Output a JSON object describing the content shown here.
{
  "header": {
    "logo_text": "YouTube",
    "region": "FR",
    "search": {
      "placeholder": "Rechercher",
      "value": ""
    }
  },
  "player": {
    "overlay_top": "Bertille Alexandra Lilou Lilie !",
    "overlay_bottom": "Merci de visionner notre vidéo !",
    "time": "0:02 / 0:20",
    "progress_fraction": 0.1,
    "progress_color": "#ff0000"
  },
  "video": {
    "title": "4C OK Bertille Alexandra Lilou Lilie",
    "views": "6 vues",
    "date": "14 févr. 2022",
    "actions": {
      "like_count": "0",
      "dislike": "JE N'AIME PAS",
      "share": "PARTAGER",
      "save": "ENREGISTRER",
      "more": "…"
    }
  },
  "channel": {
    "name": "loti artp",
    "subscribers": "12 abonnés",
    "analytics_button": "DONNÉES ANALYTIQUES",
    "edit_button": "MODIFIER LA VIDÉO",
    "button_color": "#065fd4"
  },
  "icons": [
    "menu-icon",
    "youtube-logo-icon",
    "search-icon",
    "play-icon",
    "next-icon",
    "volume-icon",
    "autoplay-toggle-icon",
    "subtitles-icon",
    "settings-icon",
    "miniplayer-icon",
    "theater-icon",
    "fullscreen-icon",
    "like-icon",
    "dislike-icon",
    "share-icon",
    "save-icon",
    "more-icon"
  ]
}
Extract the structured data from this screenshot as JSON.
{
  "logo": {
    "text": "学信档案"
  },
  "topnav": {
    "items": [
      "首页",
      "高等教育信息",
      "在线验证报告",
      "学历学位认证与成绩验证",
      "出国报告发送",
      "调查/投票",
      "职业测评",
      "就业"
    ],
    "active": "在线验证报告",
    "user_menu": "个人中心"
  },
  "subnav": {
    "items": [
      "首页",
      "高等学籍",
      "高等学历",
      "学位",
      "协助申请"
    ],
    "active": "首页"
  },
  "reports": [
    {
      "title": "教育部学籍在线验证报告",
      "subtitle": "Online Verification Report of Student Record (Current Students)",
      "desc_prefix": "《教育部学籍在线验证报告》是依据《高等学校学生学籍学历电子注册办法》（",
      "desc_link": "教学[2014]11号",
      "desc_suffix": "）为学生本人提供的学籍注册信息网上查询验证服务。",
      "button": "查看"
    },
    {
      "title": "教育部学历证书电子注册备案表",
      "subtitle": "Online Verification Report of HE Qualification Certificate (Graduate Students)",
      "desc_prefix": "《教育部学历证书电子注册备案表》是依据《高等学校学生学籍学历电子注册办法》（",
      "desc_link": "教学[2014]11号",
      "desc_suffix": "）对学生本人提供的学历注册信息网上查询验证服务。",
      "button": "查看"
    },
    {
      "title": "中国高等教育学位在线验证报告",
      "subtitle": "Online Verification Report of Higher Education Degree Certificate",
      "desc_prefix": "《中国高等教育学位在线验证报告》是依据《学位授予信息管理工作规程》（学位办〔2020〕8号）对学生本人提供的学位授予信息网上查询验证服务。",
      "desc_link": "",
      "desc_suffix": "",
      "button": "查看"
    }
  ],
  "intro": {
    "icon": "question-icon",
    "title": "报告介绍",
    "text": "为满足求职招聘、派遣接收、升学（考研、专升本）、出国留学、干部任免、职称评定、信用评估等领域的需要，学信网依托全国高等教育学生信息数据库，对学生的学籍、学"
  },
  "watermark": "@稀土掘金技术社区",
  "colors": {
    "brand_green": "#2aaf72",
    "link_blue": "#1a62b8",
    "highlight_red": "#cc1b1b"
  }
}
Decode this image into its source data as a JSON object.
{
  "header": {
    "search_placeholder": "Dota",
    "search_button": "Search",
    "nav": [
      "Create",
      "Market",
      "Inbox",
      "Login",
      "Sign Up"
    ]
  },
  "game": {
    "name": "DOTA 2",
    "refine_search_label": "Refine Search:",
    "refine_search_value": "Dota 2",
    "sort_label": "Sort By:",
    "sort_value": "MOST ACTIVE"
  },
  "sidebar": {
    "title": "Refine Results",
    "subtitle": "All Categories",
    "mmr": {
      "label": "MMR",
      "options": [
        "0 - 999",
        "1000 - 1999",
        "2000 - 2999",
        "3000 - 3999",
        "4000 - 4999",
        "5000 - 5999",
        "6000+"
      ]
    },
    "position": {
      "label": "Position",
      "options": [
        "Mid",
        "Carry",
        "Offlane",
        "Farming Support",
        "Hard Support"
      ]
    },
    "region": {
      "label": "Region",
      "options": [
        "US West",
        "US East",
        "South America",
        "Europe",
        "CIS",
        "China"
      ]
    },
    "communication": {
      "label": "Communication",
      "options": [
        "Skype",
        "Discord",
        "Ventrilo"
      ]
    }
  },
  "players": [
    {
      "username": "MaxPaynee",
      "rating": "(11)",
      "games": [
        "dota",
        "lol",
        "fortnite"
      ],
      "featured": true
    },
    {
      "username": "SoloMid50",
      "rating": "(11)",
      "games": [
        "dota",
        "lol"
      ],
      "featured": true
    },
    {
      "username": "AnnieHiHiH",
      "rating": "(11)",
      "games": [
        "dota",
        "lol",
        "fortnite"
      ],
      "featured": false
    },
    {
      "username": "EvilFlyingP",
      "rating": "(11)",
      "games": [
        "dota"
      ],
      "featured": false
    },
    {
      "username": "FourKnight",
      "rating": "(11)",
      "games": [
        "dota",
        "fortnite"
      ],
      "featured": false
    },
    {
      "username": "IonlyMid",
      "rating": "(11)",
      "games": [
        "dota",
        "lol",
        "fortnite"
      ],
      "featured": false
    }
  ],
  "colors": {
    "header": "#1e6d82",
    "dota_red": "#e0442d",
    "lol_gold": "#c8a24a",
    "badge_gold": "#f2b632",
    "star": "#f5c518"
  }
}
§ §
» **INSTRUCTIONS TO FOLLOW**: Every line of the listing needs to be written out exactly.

» **SOLUTION FOR THIS TASK**:
Output a JSON object describing the content shown here.
{
  "header": {
    "logo_text": "YouTube",
    "region": "FR",
    "search": {
      "placeholder": "Rechercher",
      "value": ""
    }
  },
  "player": {
    "overlay_top": "Bertille Alexandra Lilou Lilie !",
    "overlay_bottom": "Merci de visionner notre vidéo !",
    "time": "0:02 / 0:20",
    "progress_fraction": 0.1,
    "progress_color": "#ff0000"
  },
  "video": {
    "title": "4C OK Bertille Alexandra Lilou Lilie",
    "views": "6 vues",
    "date": "14 févr. 2022",
    "actions": {
      "like_count": "0",
      "dislike": "JE N'AIME PAS",
      "share": "PARTAGER",
      "save": "ENREGISTRER",
      "more": "…"
    }
  },
  "channel": {
    "name": "loti artp",
    "subscribers": "12 abonnés",
    "analytics_button": "DONNÉES ANALYTIQUES",
    "edit_button": "MODIFIER LA VIDÉO",
    "button_color": "#065fd4"
  },
  "icons": [
    "menu-icon",
    "youtube-logo-icon",
    "search-icon",
    "play-icon",
    "next-icon",
    "volume-icon",
    "autoplay-toggle-icon",
    "subtitles-icon",
    "settings-icon",
    "miniplayer-icon",
    "theater-icon",
    "fullscreen-icon",
    "like-icon",
    "dislike-icon",
    "share-icon",
    "save-icon",
    "more-icon"
  ]
}
Extract the structured data from this screenshot as JSON.
{
  "logo": {
    "text": "学信档案"
  },
  "topnav": {
    "items": [
      "首页",
      "高等教育信息",
      "在线验证报告",
      "学历学位认证与成绩验证",
      "出国报告发送",
      "调查/投票",
      "职业测评",
      "就业"
    ],
    "active": "在线验证报告",
    "user_menu": "个人中心"
  },
  "subnav": {
    "items": [
      "首页",
      "高等学籍",
      "高等学历",
      "学位",
      "协助申请"
    ],
    "active": "首页"
  },
  "reports": [
    {
      "title": "教育部学籍在线验证报告",
      "subtitle": "Online Verification Report of Student Record (Current Students)",
      "desc_prefix": "《教育部学籍在线验证报告》是依据《高等学校学生学籍学历电子注册办法》（",
      "desc_link": "教学[2014]11号",
      "desc_suffix": "）为学生本人提供的学籍注册信息网上查询验证服务。",
      "button": "查看"
    },
    {
      "title": "教育部学历证书电子注册备案表",
      "subtitle": "Online Verification Report of HE Qualification Certificate (Graduate Students)",
      "desc_prefix": "《教育部学历证书电子注册备案表》是依据《高等学校学生学籍学历电子注册办法》（",
      "desc_link": "教学[2014]11号",
      "desc_suffix": "）对学生本人提供的学历注册信息网上查询验证服务。",
      "button": "查看"
    },
    {
      "title": "中国高等教育学位在线验证报告",
      "subtitle": "Online Verification Report of Higher Education Degree Certificate",
      "desc_prefix": "《中国高等教育学位在线验证报告》是依据《学位授予信息管理工作规程》（学位办〔2020〕8号）对学生本人提供的学位授予信息网上查询验证服务。",
      "desc_link": "",
      "desc_suffix": "",
      "button": "查看"
    }
  ],
  "intro": {
    "icon": "question-icon",
    "title": "报告介绍",
    "text": "为满足求职招聘、派遣接收、升学（考研、专升本）、出国留学、干部任免、职称评定、信用评估等领域的需要，学信网依托全国高等教育学生信息数据库，对学生的学籍、学"
  },
  "watermark": "@稀土掘金技术社区",
  "colors": {
    "brand_green": "#2aaf72",
    "link_blue": "#1a62b8",
    "highlight_red": "#cc1b1b"
  }
}
Decode this image into its source data as a JSON object.
{
  "header": {
    "search_placeholder": "Dota",
    "search_button": "Search",
    "nav": [
      "Create",
      "Market",
      "Inbox",
      "Login",
      "Sign Up"
    ]
  },
  "game": {
    "name": "DOTA 2",
    "refine_search_label": "Refine Search:",
    "refine_search_value": "Dota 2",
    "sort_label": "Sort By:",
    "sort_value": "MOST ACTIVE"
  },
  "sidebar": {
    "title": "Refine Results",
    "subtitle": "All Categories",
    "mmr": {
      "label": "MMR",
      "options": [
        "0 - 999",
        "1000 - 1999",
        "2000 - 2999",
        "3000 - 3999",
        "4000 - 4999",
        "5000 - 5999",
        "6000+"
      ]
    },
    "position": {
      "label": "Position",
      "options": [
        "Mid",
        "Carry",
        "Offlane",
        "Farming Support",
        "Hard Support"
      ]
    },
    "region": {
      "label": "Region",
      "options": [
        "US West",
        "US East",
        "South America",
        "Europe",
        "CIS",
        "China"
      ]
    },
    "communication": {
      "label": "Communication",
      "options": [
        "Skype",
        "Discord",
        "Ventrilo"
      ]
    }
  },
  "players": [
    {
      "username": "MaxPaynee",
      "rating": "(11)",
      "games": [
        "dota",
        "lol",
        "fortnite"
      ],
      "featured": true
    },
    {
      "username": "SoloMid50",
      "rating": "(11)",
      "games": [
        "dota",
        "lol"
      ],
      "featured": true
    },
    {
      "username": "AnnieHiHiH",
      "rating": "(11)",
      "games": [
        "dota",
        "lol",
        "fortnite"
      ],
      "featured": false
    },
    {
      "username": "EvilFlyingP",
      "rating": "(11)",
      "games": [
        "dota"
      ],
      "featured": false
    },
    {
      "username": "FourKnight",
      "rating": "(11)",
      "games": [
        "dota",
        "fortnite"
      ],
      "featured": false
    },
    {
      "username": "IonlyMid",
      "rating": "(11)",
      "games": [
        "dota",
        "lol",
        "fortnite"
      ],
      "featured": false
    }
  ],
  "colors": {
    "header": "#1e6d82",
    "dota_red": "#e0442d",
    "lol_gold": "#c8a24a",
    "badge_gold": "#f2b632",
    "star": "#f5c518"
  }
}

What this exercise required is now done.